Under the law passed on Monday social media accounts and blogs with more than 5,000 followers on sites such as Twitter and Facebook will be treated as media outlets, which makes them subject to prosecution for publishing false news or incitement to break the law.
The Supreme Council for the Administration of the Media, headed by an official appointed by President Abdel Fattah El-Sisi, will supervise the law and take action against violations.
The bill prohibits the establishment of websites without obtaining a license from the Supreme Council and allows it to suspend or block existing websites, or impose fines on editors.
The law, which takes effect after it is ratified by El-Sisi, also states that journalists can only film in places that are not prohibited, but does not explain further.
Supporters of El-Sisi say the law is intended to safeguard freedom of expression and it was approved after consultations with judicial experts and journalists.
But critics say it will give legal basis to measures the government has been taking to crack down on dissent and extend its control over social media.
Sherif Mansour, Middle East and North Africa program coordinator for the Committee to Protect Journalists, said the vague wording of the law allows authorities to interpret violations and control the media.
“That power of interpretation has been a constant powerful legal and executive tool that was used to justify excessive aggressive and exceptional measures to go after journalists,” he told Reuters.

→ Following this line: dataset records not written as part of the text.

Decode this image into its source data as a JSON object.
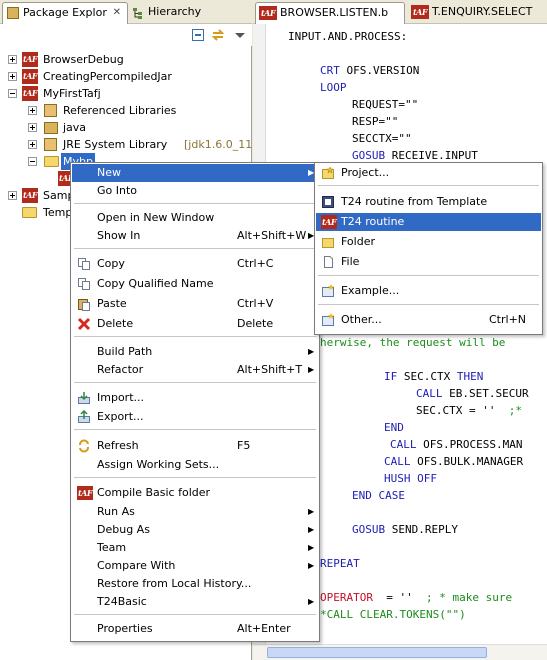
{
  "left_view": {
    "tabs": [
      {
        "label": "Package Explor",
        "active": true,
        "icon": "package-explorer-icon"
      },
      {
        "label": "Hierarchy",
        "active": false,
        "icon": "hierarchy-icon"
      }
    ],
    "toolbar_icons": [
      "collapse-all-icon",
      "link-with-editor-icon",
      "view-menu-icon"
    ],
    "tree": [
      {
        "label": "BrowserDebug",
        "icon": "taf-icon",
        "expanded": false
      },
      {
        "label": "CreatingPercompiledJar",
        "icon": "taf-icon",
        "expanded": false
      },
      {
        "label": "MyFirstTafj",
        "icon": "taf-icon",
        "expanded": true
      },
      {
        "label": "Referenced Libraries",
        "icon": "jar-icon",
        "expanded": false
      },
      {
        "label": "java",
        "icon": "package-root-icon",
        "expanded": false
      },
      {
        "label": "JRE System Library",
        "suffix": "[jdk1.6.0_11]",
        "icon": "jar-icon",
        "expanded": false
      },
      {
        "label": "Mybp",
        "icon": "folder-icon",
        "expanded": true,
        "selected": true
      },
      {
        "label": "Samp",
        "icon": "taf-icon",
        "expanded": false
      },
      {
        "label": "Temp",
        "icon": "folder-icon",
        "expanded": false
      }
    ]
  },
  "editor": {
    "tabs": [
      {
        "label": "BROWSER.LISTEN.b",
        "active": true
      },
      {
        "label": "T.ENQUIRY.SELECT",
        "active": false
      }
    ],
    "lines": {
      "l1": "INPUT.AND.PROCESS:",
      "l2_kw": "CRT",
      "l2_rest": " OFS.VERSION",
      "l3": "LOOP",
      "l4": "REQUEST=\"\"",
      "l5": "RESP=\"\"",
      "l6": "SECCTX=\"\"",
      "l7_kw": "GOSUB",
      "l7_rest": " RECEIVE.INPUT",
      "l8": "herwise, the request will be",
      "l9_kw1": "IF",
      "l9_mid": " SEC.CTX ",
      "l9_kw2": "THEN",
      "l10_kw": "CALL",
      "l10_rest": " EB.SET.SECUR",
      "l11": "SEC.CTX = ''",
      "l11_cm": "  ;*",
      "l12": "END",
      "l13_kw": "CALL",
      "l13_rest": " OFS.PROCESS.MAN",
      "l14_kw": "CALL",
      "l14_rest": " OFS.BULK.MANAGER",
      "l15_kw": "HUSH",
      "l15_rest": " OFF",
      "l16": "END CASE",
      "l17_kw": "GOSUB",
      "l17_rest": " SEND.REPLY",
      "l18": "REPEAT",
      "l19_op": "OPERATOR",
      "l19_rest": "  = ''",
      "l19_cm": "  ; * make sure",
      "l20": "*CALL CLEAR.TOKENS(\"\")"
    }
  },
  "context_menu": {
    "items": [
      {
        "label": "New",
        "submenu": true,
        "highlighted": true
      },
      {
        "label": "Go Into"
      },
      {
        "label": "Open in New Window"
      },
      {
        "label": "Show In",
        "shortcut": "Alt+Shift+W",
        "submenu": true
      },
      {
        "label": "Copy",
        "shortcut": "Ctrl+C",
        "icon": "copy-icon"
      },
      {
        "label": "Copy Qualified Name",
        "icon": "copy-icon"
      },
      {
        "label": "Paste",
        "shortcut": "Ctrl+V",
        "icon": "paste-icon"
      },
      {
        "label": "Delete",
        "shortcut": "Delete",
        "icon": "delete-icon"
      },
      {
        "label": "Build Path",
        "submenu": true
      },
      {
        "label": "Refactor",
        "shortcut": "Alt+Shift+T",
        "submenu": true
      },
      {
        "label": "Import...",
        "icon": "import-icon"
      },
      {
        "label": "Export...",
        "icon": "export-icon"
      },
      {
        "label": "Refresh",
        "shortcut": "F5",
        "icon": "refresh-icon"
      },
      {
        "label": "Assign Working Sets..."
      },
      {
        "label": "Compile Basic folder",
        "icon": "taf-icon"
      },
      {
        "label": "Run As",
        "submenu": true
      },
      {
        "label": "Debug As",
        "submenu": true
      },
      {
        "label": "Team",
        "submenu": true
      },
      {
        "label": "Compare With",
        "submenu": true
      },
      {
        "label": "Restore from Local History..."
      },
      {
        "label": "T24Basic",
        "submenu": true
      },
      {
        "label": "Properties",
        "shortcut": "Alt+Enter"
      }
    ]
  },
  "submenu": {
    "items": [
      {
        "label": "Project...",
        "icon": "new-project-icon"
      },
      {
        "label": "T24 routine from Template",
        "icon": "template-icon"
      },
      {
        "label": "T24 routine",
        "icon": "taf-icon",
        "highlighted": true
      },
      {
        "label": "Folder",
        "icon": "folder-icon"
      },
      {
        "label": "File",
        "icon": "file-icon"
      },
      {
        "label": "Example...",
        "icon": "example-icon"
      },
      {
        "label": "Other...",
        "shortcut": "Ctrl+N",
        "icon": "other-wizard-icon"
      }
    ]
  },
  "icon_text": {
    "taf": "tAF"
  },
  "colors": {
    "selection": "#316ac5",
    "taf_brand": "#b02b1b",
    "keyword": "#1e1eb4",
    "comment": "#1c8c1c"
  }
}
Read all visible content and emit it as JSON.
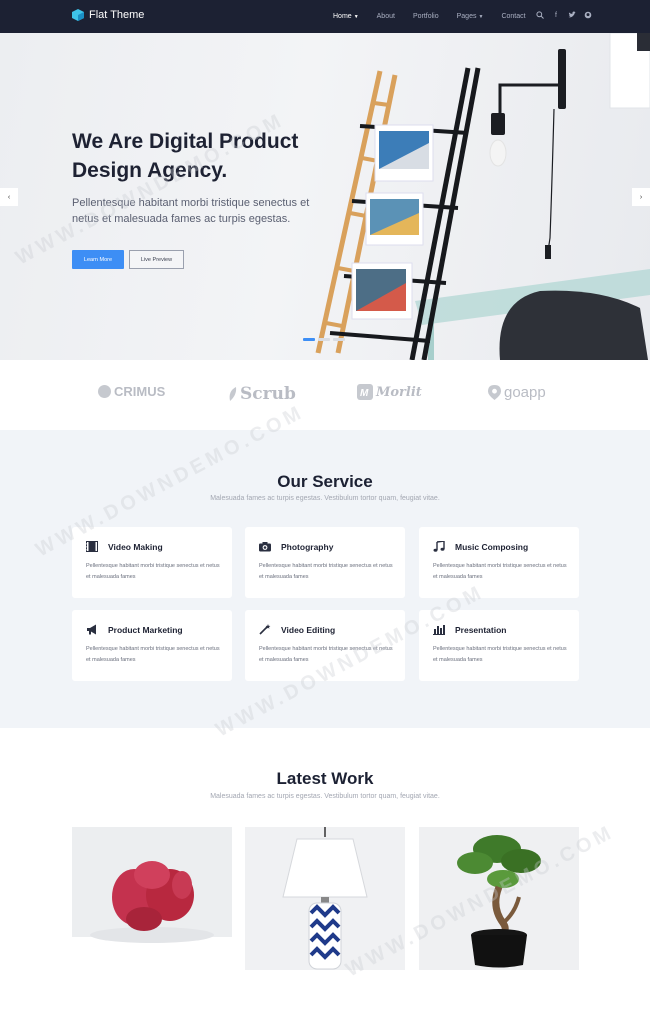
{
  "nav": {
    "brand": "Flat Theme",
    "links": [
      {
        "label": "Home",
        "active": true,
        "dropdown": true
      },
      {
        "label": "About",
        "active": false,
        "dropdown": false
      },
      {
        "label": "Portfolio",
        "active": false,
        "dropdown": false
      },
      {
        "label": "Pages",
        "active": false,
        "dropdown": true
      },
      {
        "label": "Contact",
        "active": false,
        "dropdown": false
      }
    ],
    "icons": [
      "search-icon",
      "facebook-icon",
      "twitter-icon",
      "github-icon"
    ]
  },
  "hero": {
    "title_line1": "We Are Digital Product",
    "title_line2": "Design Agency.",
    "subtitle": "Pellentesque habitant morbi tristique senectus et netus et malesuada fames ac turpis egestas.",
    "primary_button": "Learn More",
    "secondary_button": "Live Preview",
    "slide_count": 3,
    "active_slide": 1
  },
  "clients": [
    "CRIMUS",
    "Scrub",
    "Morlit",
    "goapp"
  ],
  "services": {
    "title": "Our Service",
    "subtitle": "Malesuada fames ac turpis egestas. Vestibulum tortor quam, feugiat vitae.",
    "cards": [
      {
        "title": "Video Making",
        "icon": "film-icon",
        "text": "Pellentesque habitant morbi tristique senectus et netus et malesuada fames"
      },
      {
        "title": "Photography",
        "icon": "camera-icon",
        "text": "Pellentesque habitant morbi tristique senectus et netus et malesuada fames"
      },
      {
        "title": "Music Composing",
        "icon": "music-icon",
        "text": "Pellentesque habitant morbi tristique senectus et netus et malesuada fames"
      },
      {
        "title": "Product Marketing",
        "icon": "megaphone-icon",
        "text": "Pellentesque habitant morbi tristique senectus et netus et malesuada fames"
      },
      {
        "title": "Video Editing",
        "icon": "magic-wand-icon",
        "text": "Pellentesque habitant morbi tristique senectus et netus et malesuada fames"
      },
      {
        "title": "Presentation",
        "icon": "bar-chart-icon",
        "text": "Pellentesque habitant morbi tristique senectus et netus et malesuada fames"
      }
    ]
  },
  "work": {
    "title": "Latest Work",
    "subtitle": "Malesuada fames ac turpis egestas. Vestibulum tortor quam, feugiat vitae.",
    "items": [
      "cactus-image",
      "lamp-image",
      "bonsai-image"
    ]
  },
  "watermark": "WWW.DOWNDEMO.COM",
  "colors": {
    "navbar": "#1c2133",
    "accent": "#3d8ef5",
    "section_bg": "#f1f4f8"
  }
}
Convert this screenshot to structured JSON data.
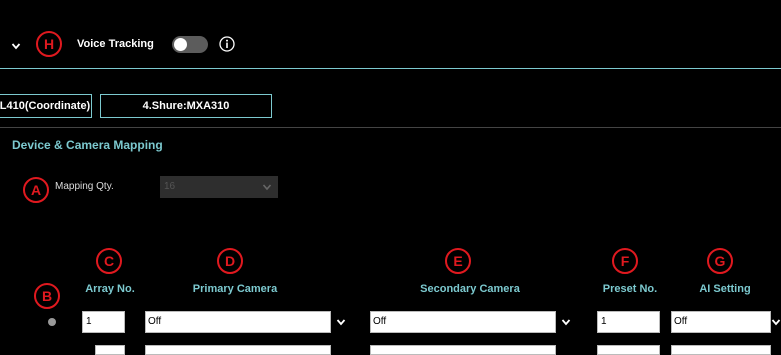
{
  "header": {
    "voice_tracking_label": "Voice Tracking",
    "voice_tracking_on": false
  },
  "badges": {
    "h": "H",
    "a": "A",
    "b": "B",
    "c": "C",
    "d": "D",
    "e": "E",
    "f": "F",
    "g": "G"
  },
  "tabs": [
    {
      "label": "L410(Coordinate)"
    },
    {
      "label": "4.Shure:MXA310"
    }
  ],
  "section": {
    "title": "Device & Camera Mapping"
  },
  "mapping": {
    "label": "Mapping Qty.",
    "value": "16"
  },
  "columns": {
    "array_no": "Array No.",
    "primary_camera": "Primary Camera",
    "secondary_camera": "Secondary Camera",
    "preset_no": "Preset No.",
    "ai_setting": "AI Setting"
  },
  "rows": [
    {
      "array_no": "1",
      "primary": "Off",
      "secondary": "Off",
      "preset": "1",
      "ai": "Off"
    },
    {
      "array_no": "",
      "primary": "",
      "secondary": "",
      "preset": "",
      "ai": ""
    }
  ],
  "colors": {
    "accent": "#7cc9cf",
    "badge": "#e0191f",
    "background": "#000000"
  }
}
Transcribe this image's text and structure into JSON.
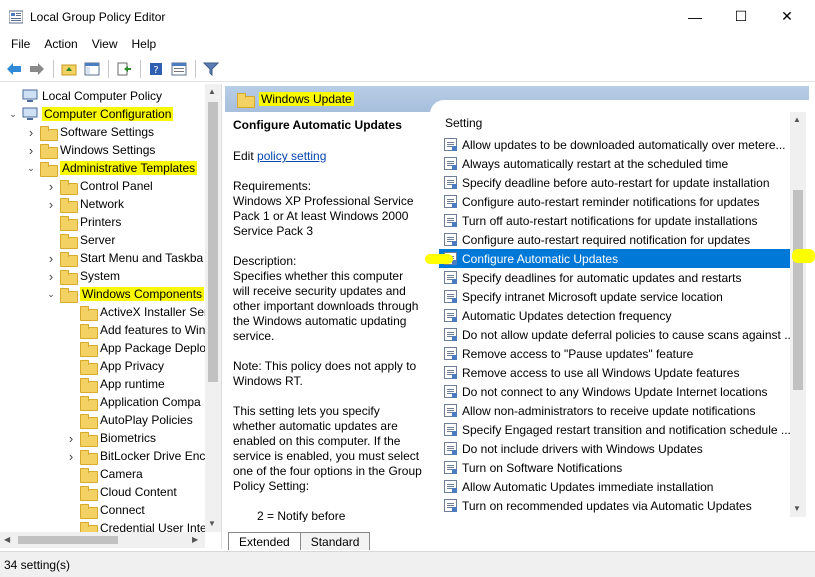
{
  "window": {
    "title": "Local Group Policy Editor",
    "min_glyph": "—",
    "max_glyph": "☐",
    "close_glyph": "✕"
  },
  "menu": [
    "File",
    "Action",
    "View",
    "Help"
  ],
  "tree": {
    "items": [
      {
        "label": "Local Computer Policy",
        "level": 0,
        "arrow": "",
        "icon": "computer-icon"
      },
      {
        "label": "Computer Configuration",
        "level": 0,
        "arrow": "v",
        "icon": "computer-icon",
        "highlight": true
      },
      {
        "label": "Software Settings",
        "level": 1,
        "arrow": ">",
        "icon": "folder-icon"
      },
      {
        "label": "Windows Settings",
        "level": 1,
        "arrow": ">",
        "icon": "folder-icon"
      },
      {
        "label": "Administrative Templates",
        "level": 1,
        "arrow": "v",
        "icon": "folder-icon",
        "highlight": true
      },
      {
        "label": "Control Panel",
        "level": 2,
        "arrow": ">",
        "icon": "folder-icon"
      },
      {
        "label": "Network",
        "level": 2,
        "arrow": ">",
        "icon": "folder-icon"
      },
      {
        "label": "Printers",
        "level": 2,
        "arrow": "",
        "icon": "folder-icon"
      },
      {
        "label": "Server",
        "level": 2,
        "arrow": "",
        "icon": "folder-icon"
      },
      {
        "label": "Start Menu and Taskba",
        "level": 2,
        "arrow": ">",
        "icon": "folder-icon"
      },
      {
        "label": "System",
        "level": 2,
        "arrow": ">",
        "icon": "folder-icon"
      },
      {
        "label": "Windows Components",
        "level": 2,
        "arrow": "v",
        "icon": "folder-icon",
        "highlight": true
      },
      {
        "label": "ActiveX Installer Ser",
        "level": 3,
        "arrow": "",
        "icon": "folder-icon"
      },
      {
        "label": "Add features to Win",
        "level": 3,
        "arrow": "",
        "icon": "folder-icon"
      },
      {
        "label": "App Package Deplo",
        "level": 3,
        "arrow": "",
        "icon": "folder-icon"
      },
      {
        "label": "App Privacy",
        "level": 3,
        "arrow": "",
        "icon": "folder-icon"
      },
      {
        "label": "App runtime",
        "level": 3,
        "arrow": "",
        "icon": "folder-icon"
      },
      {
        "label": "Application Compa",
        "level": 3,
        "arrow": "",
        "icon": "folder-icon"
      },
      {
        "label": "AutoPlay Policies",
        "level": 3,
        "arrow": "",
        "icon": "folder-icon"
      },
      {
        "label": "Biometrics",
        "level": 3,
        "arrow": ">",
        "icon": "folder-icon"
      },
      {
        "label": "BitLocker Drive Enc",
        "level": 3,
        "arrow": ">",
        "icon": "folder-icon"
      },
      {
        "label": "Camera",
        "level": 3,
        "arrow": "",
        "icon": "folder-icon"
      },
      {
        "label": "Cloud Content",
        "level": 3,
        "arrow": "",
        "icon": "folder-icon"
      },
      {
        "label": "Connect",
        "level": 3,
        "arrow": "",
        "icon": "folder-icon"
      },
      {
        "label": "Credential User Inte",
        "level": 3,
        "arrow": "",
        "icon": "folder-icon"
      }
    ]
  },
  "right_header": {
    "title": "Windows Update"
  },
  "description": {
    "title": "Configure Automatic Updates",
    "edit_prefix": "Edit ",
    "edit_link": "policy setting",
    "requirements": "Requirements:\nWindows XP Professional Service Pack 1 or At least Windows 2000 Service Pack 3",
    "description": "Description:\nSpecifies whether this computer will receive security updates and other important downloads through the Windows automatic updating service.",
    "note": "Note: This policy does not apply to Windows RT.",
    "setting_text": "This setting lets you specify whether automatic updates are enabled on this computer. If the service is enabled, you must select one of the four options in the Group Policy Setting:",
    "option": "2 = Notify before"
  },
  "list": {
    "header": "Setting",
    "rows": [
      "Allow updates to be downloaded automatically over metere...",
      "Always automatically restart at the scheduled time",
      "Specify deadline before auto-restart for update installation",
      "Configure auto-restart reminder notifications for updates",
      "Turn off auto-restart notifications for update installations",
      "Configure auto-restart required notification for updates",
      "Configure Automatic Updates",
      "Specify deadlines for automatic updates and restarts",
      "Specify intranet Microsoft update service location",
      "Automatic Updates detection frequency",
      "Do not allow update deferral policies to cause scans against ...",
      "Remove access to \"Pause updates\" feature",
      "Remove access to use all Windows Update features",
      "Do not connect to any Windows Update Internet locations",
      "Allow non-administrators to receive update notifications",
      "Specify Engaged restart transition and notification schedule ...",
      "Do not include drivers with Windows Updates",
      "Turn on Software Notifications",
      "Allow Automatic Updates immediate installation",
      "Turn on recommended updates via Automatic Updates"
    ],
    "selected_index": 6
  },
  "tabs": [
    "Extended",
    "Standard"
  ],
  "status": {
    "text": "34 setting(s)"
  },
  "colors": {
    "selection": "#0078d7",
    "highlight": "#ffff00",
    "header": "#b8cde6"
  }
}
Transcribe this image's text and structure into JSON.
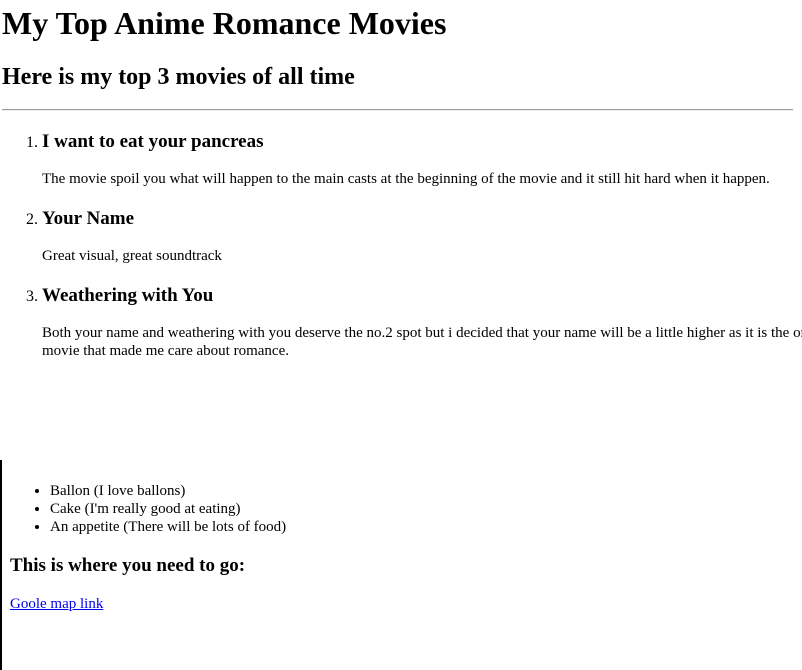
{
  "header": {
    "title": "My Top Anime Romance Movies",
    "subtitle": "Here is my top 3 movies of all time"
  },
  "movies": [
    {
      "title": "I want to eat your pancreas",
      "description": "The movie spoil you what will happen to the main casts at the beginning of the movie and it still hit hard when it happen."
    },
    {
      "title": "Your Name",
      "description": "Great visual, great soundtrack"
    },
    {
      "title": "Weathering with You",
      "description": "Both your name and weathering with you deserve the no.2 spot but i decided that your name will be a little higher as it is the one movie that made me care about romance."
    }
  ],
  "bring": {
    "items": [
      "Ballon (I love ballons)",
      "Cake (I'm really good at eating)",
      "An appetite (There will be lots of food)"
    ]
  },
  "directions": {
    "heading": "This is where you need to go:",
    "link_text": "Goole map link"
  }
}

Hundreds of news sites and blogs have been blocked in recent months and around a dozen people have been arrested this year and charged with publishing false news, many of them journalists or prominent government critics.